━━━━━ RECORDED INFORMATION

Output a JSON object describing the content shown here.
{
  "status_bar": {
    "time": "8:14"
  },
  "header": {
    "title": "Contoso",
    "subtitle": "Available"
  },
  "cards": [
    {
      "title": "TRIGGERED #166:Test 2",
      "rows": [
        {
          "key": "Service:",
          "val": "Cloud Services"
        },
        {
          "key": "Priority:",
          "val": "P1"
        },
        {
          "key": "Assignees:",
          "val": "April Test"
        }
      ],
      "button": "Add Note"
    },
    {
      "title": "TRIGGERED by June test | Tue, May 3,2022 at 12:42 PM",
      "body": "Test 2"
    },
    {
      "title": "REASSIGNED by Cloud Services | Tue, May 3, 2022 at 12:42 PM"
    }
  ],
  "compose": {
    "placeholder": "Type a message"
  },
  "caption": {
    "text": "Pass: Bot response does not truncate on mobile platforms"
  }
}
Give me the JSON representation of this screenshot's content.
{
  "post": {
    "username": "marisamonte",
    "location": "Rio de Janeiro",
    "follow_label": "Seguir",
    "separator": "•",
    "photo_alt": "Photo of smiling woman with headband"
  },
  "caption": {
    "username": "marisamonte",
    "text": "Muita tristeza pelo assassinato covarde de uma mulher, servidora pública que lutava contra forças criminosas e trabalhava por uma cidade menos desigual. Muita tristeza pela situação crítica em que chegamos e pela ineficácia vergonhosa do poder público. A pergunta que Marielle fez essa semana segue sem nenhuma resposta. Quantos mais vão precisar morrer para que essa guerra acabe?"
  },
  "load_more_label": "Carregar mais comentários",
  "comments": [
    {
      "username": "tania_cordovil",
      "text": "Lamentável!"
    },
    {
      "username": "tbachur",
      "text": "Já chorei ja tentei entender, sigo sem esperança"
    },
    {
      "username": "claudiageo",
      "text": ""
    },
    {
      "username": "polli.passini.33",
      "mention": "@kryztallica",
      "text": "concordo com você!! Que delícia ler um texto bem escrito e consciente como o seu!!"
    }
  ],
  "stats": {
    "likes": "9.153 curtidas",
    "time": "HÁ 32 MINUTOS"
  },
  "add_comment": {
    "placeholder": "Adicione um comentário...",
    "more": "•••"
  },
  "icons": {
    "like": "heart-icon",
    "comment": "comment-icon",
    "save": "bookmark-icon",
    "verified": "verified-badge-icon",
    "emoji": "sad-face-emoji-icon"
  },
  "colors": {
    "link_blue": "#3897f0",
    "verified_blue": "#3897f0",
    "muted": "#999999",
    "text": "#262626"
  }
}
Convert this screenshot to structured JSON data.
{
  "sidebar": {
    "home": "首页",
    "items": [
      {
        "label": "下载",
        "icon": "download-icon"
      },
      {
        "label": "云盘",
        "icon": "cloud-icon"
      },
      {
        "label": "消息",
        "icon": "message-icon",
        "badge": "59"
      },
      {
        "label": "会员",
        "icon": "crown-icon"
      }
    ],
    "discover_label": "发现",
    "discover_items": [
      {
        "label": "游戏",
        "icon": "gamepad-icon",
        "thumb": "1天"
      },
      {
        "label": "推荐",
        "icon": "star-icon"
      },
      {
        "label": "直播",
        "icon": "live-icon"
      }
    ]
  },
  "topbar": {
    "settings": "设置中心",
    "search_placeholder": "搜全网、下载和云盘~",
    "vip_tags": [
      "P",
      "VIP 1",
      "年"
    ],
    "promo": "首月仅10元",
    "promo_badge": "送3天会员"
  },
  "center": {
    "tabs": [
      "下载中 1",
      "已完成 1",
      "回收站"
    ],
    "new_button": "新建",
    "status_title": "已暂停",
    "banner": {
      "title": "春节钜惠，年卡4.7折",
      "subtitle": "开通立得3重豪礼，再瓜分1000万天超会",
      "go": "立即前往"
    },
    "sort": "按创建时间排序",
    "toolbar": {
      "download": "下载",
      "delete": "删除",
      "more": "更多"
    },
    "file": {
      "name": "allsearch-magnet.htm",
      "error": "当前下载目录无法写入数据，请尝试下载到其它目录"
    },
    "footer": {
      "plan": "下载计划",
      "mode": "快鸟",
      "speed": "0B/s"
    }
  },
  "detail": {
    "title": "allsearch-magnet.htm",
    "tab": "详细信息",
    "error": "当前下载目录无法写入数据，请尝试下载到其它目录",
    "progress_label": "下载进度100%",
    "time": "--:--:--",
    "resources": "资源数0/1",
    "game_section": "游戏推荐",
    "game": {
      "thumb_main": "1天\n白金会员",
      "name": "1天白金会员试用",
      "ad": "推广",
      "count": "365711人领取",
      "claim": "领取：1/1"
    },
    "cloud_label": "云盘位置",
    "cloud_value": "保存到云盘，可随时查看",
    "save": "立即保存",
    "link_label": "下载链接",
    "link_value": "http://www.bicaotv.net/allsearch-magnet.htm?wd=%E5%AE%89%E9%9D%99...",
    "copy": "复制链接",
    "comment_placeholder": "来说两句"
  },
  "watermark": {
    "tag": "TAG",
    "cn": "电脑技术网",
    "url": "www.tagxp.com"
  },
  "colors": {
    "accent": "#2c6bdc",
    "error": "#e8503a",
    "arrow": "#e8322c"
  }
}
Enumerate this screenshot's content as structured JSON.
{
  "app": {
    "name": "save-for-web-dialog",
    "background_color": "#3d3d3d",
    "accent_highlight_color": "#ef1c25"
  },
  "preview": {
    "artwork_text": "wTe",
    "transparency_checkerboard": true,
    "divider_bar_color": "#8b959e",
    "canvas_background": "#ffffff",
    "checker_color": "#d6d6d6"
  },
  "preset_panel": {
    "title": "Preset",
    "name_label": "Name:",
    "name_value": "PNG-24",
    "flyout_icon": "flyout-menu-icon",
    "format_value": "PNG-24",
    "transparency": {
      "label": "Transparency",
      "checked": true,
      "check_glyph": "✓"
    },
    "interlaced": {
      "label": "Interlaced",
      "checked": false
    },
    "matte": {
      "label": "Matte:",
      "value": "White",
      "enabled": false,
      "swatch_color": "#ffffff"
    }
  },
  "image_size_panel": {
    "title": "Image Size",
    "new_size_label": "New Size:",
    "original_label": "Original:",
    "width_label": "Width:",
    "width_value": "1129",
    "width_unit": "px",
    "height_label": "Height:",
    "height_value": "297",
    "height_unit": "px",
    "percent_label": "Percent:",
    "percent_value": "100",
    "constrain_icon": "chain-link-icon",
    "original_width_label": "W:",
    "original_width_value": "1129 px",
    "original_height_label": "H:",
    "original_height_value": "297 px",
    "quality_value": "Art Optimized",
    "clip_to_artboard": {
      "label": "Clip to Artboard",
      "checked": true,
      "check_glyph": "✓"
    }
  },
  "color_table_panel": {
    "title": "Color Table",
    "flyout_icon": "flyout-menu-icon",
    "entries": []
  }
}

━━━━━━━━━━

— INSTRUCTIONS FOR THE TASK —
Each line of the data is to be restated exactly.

— EXPECTED OUTPUT —
Output a JSON object describing the content shown here.
{
  "status_bar": {
    "time": "8:14"
  },
  "header": {
    "title": "Contoso",
    "subtitle": "Available"
  },
  "cards": [
    {
      "title": "TRIGGERED #166:Test 2",
      "rows": [
        {
          "key": "Service:",
          "val": "Cloud Services"
        },
        {
          "key": "Priority:",
          "val": "P1"
        },
        {
          "key": "Assignees:",
          "val": "April Test"
        }
      ],
      "button": "Add Note"
    },
    {
      "title": "TRIGGERED by June test | Tue, May 3,2022 at 12:42 PM",
      "body": "Test 2"
    },
    {
      "title": "REASSIGNED by Cloud Services | Tue, May 3, 2022 at 12:42 PM"
    }
  ],
  "compose": {
    "placeholder": "Type a message"
  },
  "caption": {
    "text": "Pass: Bot response does not truncate on mobile platforms"
  }
}
Give me the JSON representation of this screenshot's content.
{
  "post": {
    "username": "marisamonte",
    "location": "Rio de Janeiro",
    "follow_label": "Seguir",
    "separator": "•",
    "photo_alt": "Photo of smiling woman with headband"
  },
  "caption": {
    "username": "marisamonte",
    "text": "Muita tristeza pelo assassinato covarde de uma mulher, servidora pública que lutava contra forças criminosas e trabalhava por uma cidade menos desigual. Muita tristeza pela situação crítica em que chegamos e pela ineficácia vergonhosa do poder público. A pergunta que Marielle fez essa semana segue sem nenhuma resposta. Quantos mais vão precisar morrer para que essa guerra acabe?"
  },
  "load_more_label": "Carregar mais comentários",
  "comments": [
    {
      "username": "tania_cordovil",
      "text": "Lamentável!"
    },
    {
      "username": "tbachur",
      "text": "Já chorei ja tentei entender, sigo sem esperança"
    },
    {
      "username": "claudiageo",
      "text": ""
    },
    {
      "username": "polli.passini.33",
      "mention": "@kryztallica",
      "text": "concordo com você!! Que delícia ler um texto bem escrito e consciente como o seu!!"
    }
  ],
  "stats": {
    "likes": "9.153 curtidas",
    "time": "HÁ 32 MINUTOS"
  },
  "add_comment": {
    "placeholder": "Adicione um comentário...",
    "more": "•••"
  },
  "icons": {
    "like": "heart-icon",
    "comment": "comment-icon",
    "save": "bookmark-icon",
    "verified": "verified-badge-icon",
    "emoji": "sad-face-emoji-icon"
  },
  "colors": {
    "link_blue": "#3897f0",
    "verified_blue": "#3897f0",
    "muted": "#999999",
    "text": "#262626"
  }
}
Convert this screenshot to structured JSON data.
{
  "sidebar": {
    "home": "首页",
    "items": [
      {
        "label": "下载",
        "icon": "download-icon"
      },
      {
        "label": "云盘",
        "icon": "cloud-icon"
      },
      {
        "label": "消息",
        "icon": "message-icon",
        "badge": "59"
      },
      {
        "label": "会员",
        "icon": "crown-icon"
      }
    ],
    "discover_label": "发现",
    "discover_items": [
      {
        "label": "游戏",
        "icon": "gamepad-icon",
        "thumb": "1天"
      },
      {
        "label": "推荐",
        "icon": "star-icon"
      },
      {
        "label": "直播",
        "icon": "live-icon"
      }
    ]
  },
  "topbar": {
    "settings": "设置中心",
    "search_placeholder": "搜全网、下载和云盘~",
    "vip_tags": [
      "P",
      "VIP 1",
      "年"
    ],
    "promo": "首月仅10元",
    "promo_badge": "送3天会员"
  },
  "center": {
    "tabs": [
      "下载中 1",
      "已完成 1",
      "回收站"
    ],
    "new_button": "新建",
    "status_title": "已暂停",
    "banner": {
      "title": "春节钜惠，年卡4.7折",
      "subtitle": "开通立得3重豪礼，再瓜分1000万天超会",
      "go": "立即前往"
    },
    "sort": "按创建时间排序",
    "toolbar": {
      "download": "下载",
      "delete": "删除",
      "more": "更多"
    },
    "file": {
      "name": "allsearch-magnet.htm",
      "error": "当前下载目录无法写入数据，请尝试下载到其它目录"
    },
    "footer": {
      "plan": "下载计划",
      "mode": "快鸟",
      "speed": "0B/s"
    }
  },
  "detail": {
    "title": "allsearch-magnet.htm",
    "tab": "详细信息",
    "error": "当前下载目录无法写入数据，请尝试下载到其它目录",
    "progress_label": "下载进度100%",
    "time": "--:--:--",
    "resources": "资源数0/1",
    "game_section": "游戏推荐",
    "game": {
      "thumb_main": "1天\n白金会员",
      "name": "1天白金会员试用",
      "ad": "推广",
      "count": "365711人领取",
      "claim": "领取：1/1"
    },
    "cloud_label": "云盘位置",
    "cloud_value": "保存到云盘，可随时查看",
    "save": "立即保存",
    "link_label": "下载链接",
    "link_value": "http://www.bicaotv.net/allsearch-magnet.htm?wd=%E5%AE%89%E9%9D%99...",
    "copy": "复制链接",
    "comment_placeholder": "来说两句"
  },
  "watermark": {
    "tag": "TAG",
    "cn": "电脑技术网",
    "url": "www.tagxp.com"
  },
  "colors": {
    "accent": "#2c6bdc",
    "error": "#e8503a",
    "arrow": "#e8322c"
  }
}
Enumerate this screenshot's content as structured JSON.
{
  "app": {
    "name": "save-for-web-dialog",
    "background_color": "#3d3d3d",
    "accent_highlight_color": "#ef1c25"
  },
  "preview": {
    "artwork_text": "wTe",
    "transparency_checkerboard": true,
    "divider_bar_color": "#8b959e",
    "canvas_background": "#ffffff",
    "checker_color": "#d6d6d6"
  },
  "preset_panel": {
    "title": "Preset",
    "name_label": "Name:",
    "name_value": "PNG-24",
    "flyout_icon": "flyout-menu-icon",
    "format_value": "PNG-24",
    "transparency": {
      "label": "Transparency",
      "checked": true,
      "check_glyph": "✓"
    },
    "interlaced": {
      "label": "Interlaced",
      "checked": false
    },
    "matte": {
      "label": "Matte:",
      "value": "White",
      "enabled": false,
      "swatch_color": "#ffffff"
    }
  },
  "image_size_panel": {
    "title": "Image Size",
    "new_size_label": "New Size:",
    "original_label": "Original:",
    "width_label": "Width:",
    "width_value": "1129",
    "width_unit": "px",
    "height_label": "Height:",
    "height_value": "297",
    "height_unit": "px",
    "percent_label": "Percent:",
    "percent_value": "100",
    "constrain_icon": "chain-link-icon",
    "original_width_label": "W:",
    "original_width_value": "1129 px",
    "original_height_label": "H:",
    "original_height_value": "297 px",
    "quality_value": "Art Optimized",
    "clip_to_artboard": {
      "label": "Clip to Artboard",
      "checked": true,
      "check_glyph": "✓"
    }
  },
  "color_table_panel": {
    "title": "Color Table",
    "flyout_icon": "flyout-menu-icon",
    "entries": []
  }
}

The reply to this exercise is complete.